Material provided —
**********

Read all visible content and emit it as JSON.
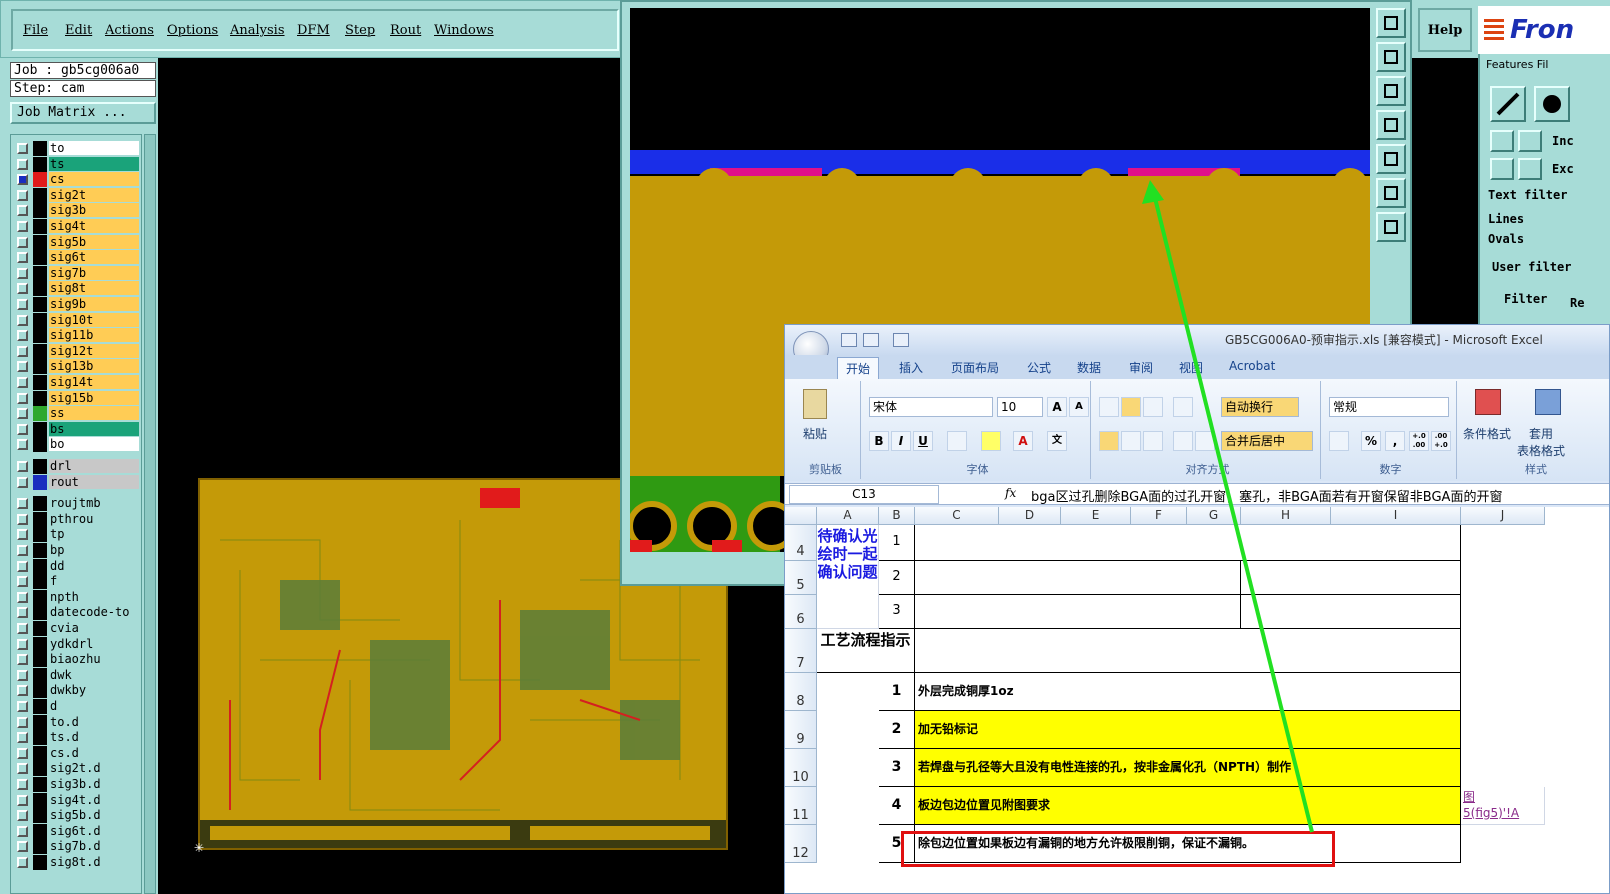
{
  "menubar": {
    "items": [
      "File",
      "Edit",
      "Actions",
      "Options",
      "Analysis",
      "DFM",
      "Step",
      "Rout",
      "Windows"
    ],
    "help": "Help",
    "logo": "Fron"
  },
  "job": {
    "job_line": "Job : gb5cg006a0",
    "step_line": "Step: cam",
    "matrix_button": "Job Matrix ..."
  },
  "layers": [
    {
      "name": "to",
      "bg": "#ffffff",
      "swatch": "#000000",
      "checked": false
    },
    {
      "name": "ts",
      "bg": "#1aa37a",
      "swatch": "#000000",
      "checked": false
    },
    {
      "name": "cs",
      "bg": "#ffcc55",
      "swatch": "#e11b1b",
      "checked": true
    },
    {
      "name": "sig2t",
      "bg": "#ffcc55",
      "swatch": "#000000",
      "checked": false
    },
    {
      "name": "sig3b",
      "bg": "#ffcc55",
      "swatch": "#000000",
      "checked": false
    },
    {
      "name": "sig4t",
      "bg": "#ffcc55",
      "swatch": "#000000",
      "checked": false
    },
    {
      "name": "sig5b",
      "bg": "#ffcc55",
      "swatch": "#000000",
      "checked": false
    },
    {
      "name": "sig6t",
      "bg": "#ffcc55",
      "swatch": "#000000",
      "checked": false
    },
    {
      "name": "sig7b",
      "bg": "#ffcc55",
      "swatch": "#000000",
      "checked": false
    },
    {
      "name": "sig8t",
      "bg": "#ffcc55",
      "swatch": "#000000",
      "checked": false
    },
    {
      "name": "sig9b",
      "bg": "#ffcc55",
      "swatch": "#000000",
      "checked": false
    },
    {
      "name": "sig10t",
      "bg": "#ffcc55",
      "swatch": "#000000",
      "checked": false
    },
    {
      "name": "sig11b",
      "bg": "#ffcc55",
      "swatch": "#000000",
      "checked": false
    },
    {
      "name": "sig12t",
      "bg": "#ffcc55",
      "swatch": "#000000",
      "checked": false
    },
    {
      "name": "sig13b",
      "bg": "#ffcc55",
      "swatch": "#000000",
      "checked": false
    },
    {
      "name": "sig14t",
      "bg": "#ffcc55",
      "swatch": "#000000",
      "checked": false
    },
    {
      "name": "sig15b",
      "bg": "#ffcc55",
      "swatch": "#000000",
      "checked": false
    },
    {
      "name": "ss",
      "bg": "#ffcc55",
      "swatch": "#2ea82e",
      "checked": false
    },
    {
      "name": "bs",
      "bg": "#1aa37a",
      "swatch": "#000000",
      "checked": false
    },
    {
      "name": "bo",
      "bg": "#ffffff",
      "swatch": "#000000",
      "checked": false
    },
    {
      "name": "drl",
      "bg": "#c8c8c8",
      "swatch": "#000000",
      "checked": false
    },
    {
      "name": "rout",
      "bg": "#c8c8c8",
      "swatch": "#1a2fbf",
      "checked": false
    },
    {
      "name": "roujtmb",
      "bg": "#a7dcd7",
      "swatch": "#000000",
      "checked": false
    },
    {
      "name": "pthrou",
      "bg": "#a7dcd7",
      "swatch": "#000000",
      "checked": false
    },
    {
      "name": "tp",
      "bg": "#a7dcd7",
      "swatch": "#000000",
      "checked": false
    },
    {
      "name": "bp",
      "bg": "#a7dcd7",
      "swatch": "#000000",
      "checked": false
    },
    {
      "name": "dd",
      "bg": "#a7dcd7",
      "swatch": "#000000",
      "checked": false
    },
    {
      "name": "f",
      "bg": "#a7dcd7",
      "swatch": "#000000",
      "checked": false
    },
    {
      "name": "npth",
      "bg": "#a7dcd7",
      "swatch": "#000000",
      "checked": false
    },
    {
      "name": "datecode-to",
      "bg": "#a7dcd7",
      "swatch": "#000000",
      "checked": false
    },
    {
      "name": "cvia",
      "bg": "#a7dcd7",
      "swatch": "#000000",
      "checked": false
    },
    {
      "name": "ydkdrl",
      "bg": "#a7dcd7",
      "swatch": "#000000",
      "checked": false
    },
    {
      "name": "biaozhu",
      "bg": "#a7dcd7",
      "swatch": "#000000",
      "checked": false
    },
    {
      "name": "dwk",
      "bg": "#a7dcd7",
      "swatch": "#000000",
      "checked": false
    },
    {
      "name": "dwkby",
      "bg": "#a7dcd7",
      "swatch": "#000000",
      "checked": false
    },
    {
      "name": "d",
      "bg": "#a7dcd7",
      "swatch": "#000000",
      "checked": false
    },
    {
      "name": "to.d",
      "bg": "#a7dcd7",
      "swatch": "#000000",
      "checked": false
    },
    {
      "name": "ts.d",
      "bg": "#a7dcd7",
      "swatch": "#000000",
      "checked": false
    },
    {
      "name": "cs.d",
      "bg": "#a7dcd7",
      "swatch": "#000000",
      "checked": false
    },
    {
      "name": "sig2t.d",
      "bg": "#a7dcd7",
      "swatch": "#000000",
      "checked": false
    },
    {
      "name": "sig3b.d",
      "bg": "#a7dcd7",
      "swatch": "#000000",
      "checked": false
    },
    {
      "name": "sig4t.d",
      "bg": "#a7dcd7",
      "swatch": "#000000",
      "checked": false
    },
    {
      "name": "sig5b.d",
      "bg": "#a7dcd7",
      "swatch": "#000000",
      "checked": false
    },
    {
      "name": "sig6t.d",
      "bg": "#a7dcd7",
      "swatch": "#000000",
      "checked": false
    },
    {
      "name": "sig7b.d",
      "bg": "#a7dcd7",
      "swatch": "#000000",
      "checked": false
    },
    {
      "name": "sig8t.d",
      "bg": "#a7dcd7",
      "swatch": "#000000",
      "checked": false
    }
  ],
  "features_panel": {
    "title": "Features Fil",
    "include": "Inc",
    "exclude": "Exc",
    "text_filter": "Text filter",
    "lines": "Lines",
    "ovals": "Ovals",
    "user_filter": "User filter",
    "filter": "Filter",
    "reset": "Re"
  },
  "excel": {
    "title": "GB5CG006A0-预审指示.xls  [兼容模式] - Microsoft Excel",
    "tabs": [
      "开始",
      "插入",
      "页面布局",
      "公式",
      "数据",
      "审阅",
      "视图",
      "Acrobat"
    ],
    "clipboard": {
      "paste": "粘贴",
      "group": "剪贴板"
    },
    "font": {
      "name": "宋体",
      "size": "10",
      "group": "字体",
      "bold": "B",
      "italic": "I",
      "underline": "U",
      "grow": "A",
      "shrink": "A",
      "color": "A",
      "phonetic": "文"
    },
    "alignment": {
      "wrap": "自动换行",
      "merge": "合并后居中",
      "group": "对齐方式"
    },
    "number": {
      "format": "常规",
      "percent": "%",
      "comma": ",",
      "group": "数字",
      "inc_decimal": "+.0 .00",
      "dec_decimal": ".00 +.0"
    },
    "styles": {
      "conditional": "条件格式",
      "table": "套用\n表格格式",
      "group": "样式"
    },
    "name_box": "C13",
    "fx": "fx",
    "formula": "bga区过孔删除BGA面的过孔开窗，塞孔，非BGA面若有开窗保留非BGA面的开窗",
    "columns": [
      "A",
      "B",
      "C",
      "D",
      "E",
      "F",
      "G",
      "H",
      "I",
      "J"
    ],
    "rows": [
      "4",
      "5",
      "6",
      "7",
      "8",
      "9",
      "10",
      "11",
      "12"
    ],
    "confirm_label": "待确认光绘时一起确认问题",
    "process_label": "工艺流程指示",
    "confirm_numbers": [
      "1",
      "2",
      "3"
    ],
    "steps": [
      {
        "n": "1",
        "text": "外层完成铜厚1oz",
        "highlight": false
      },
      {
        "n": "2",
        "text": "加无铅标记",
        "highlight": true
      },
      {
        "n": "3",
        "text": "若焊盘与孔径等大且没有电性连接的孔，按非金属化孔（NPTH）制作",
        "highlight": true
      },
      {
        "n": "4",
        "text": "板边包边位置见附图要求",
        "highlight": true
      },
      {
        "n": "5",
        "text": "除包边位置如果板边有漏铜的地方允许极限削铜，保证不漏铜。",
        "highlight": false
      }
    ],
    "link_text": [
      "图",
      "5(fig5)'!A"
    ]
  },
  "colors": {
    "genesis_bg": "#a7dcd7",
    "board_copper": "#c49a08",
    "annotation_arrow": "#22e022",
    "annotation_box": "#e01010",
    "excel_highlight": "#ffff00"
  }
}
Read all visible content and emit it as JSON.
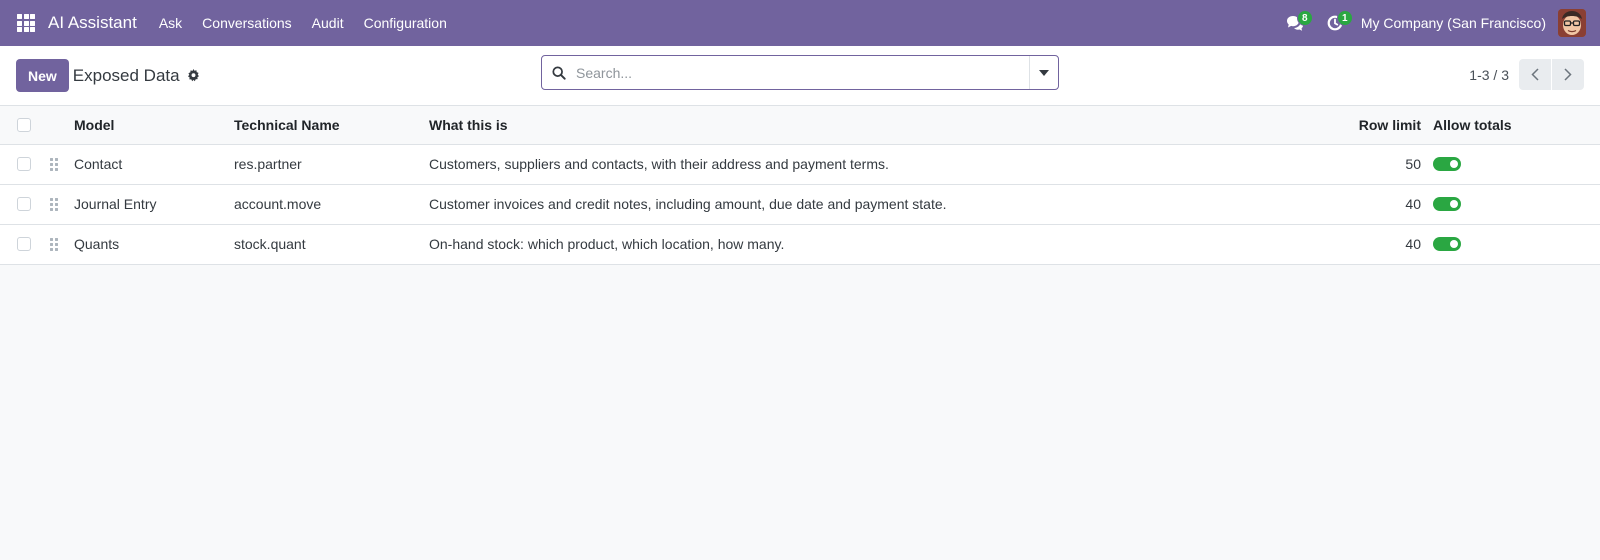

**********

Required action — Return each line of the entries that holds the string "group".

Output —
      "group": "剪贴板"
      "group": "字体",
      "group": "对齐方式"
      "group": "数字",
      "group": "样式"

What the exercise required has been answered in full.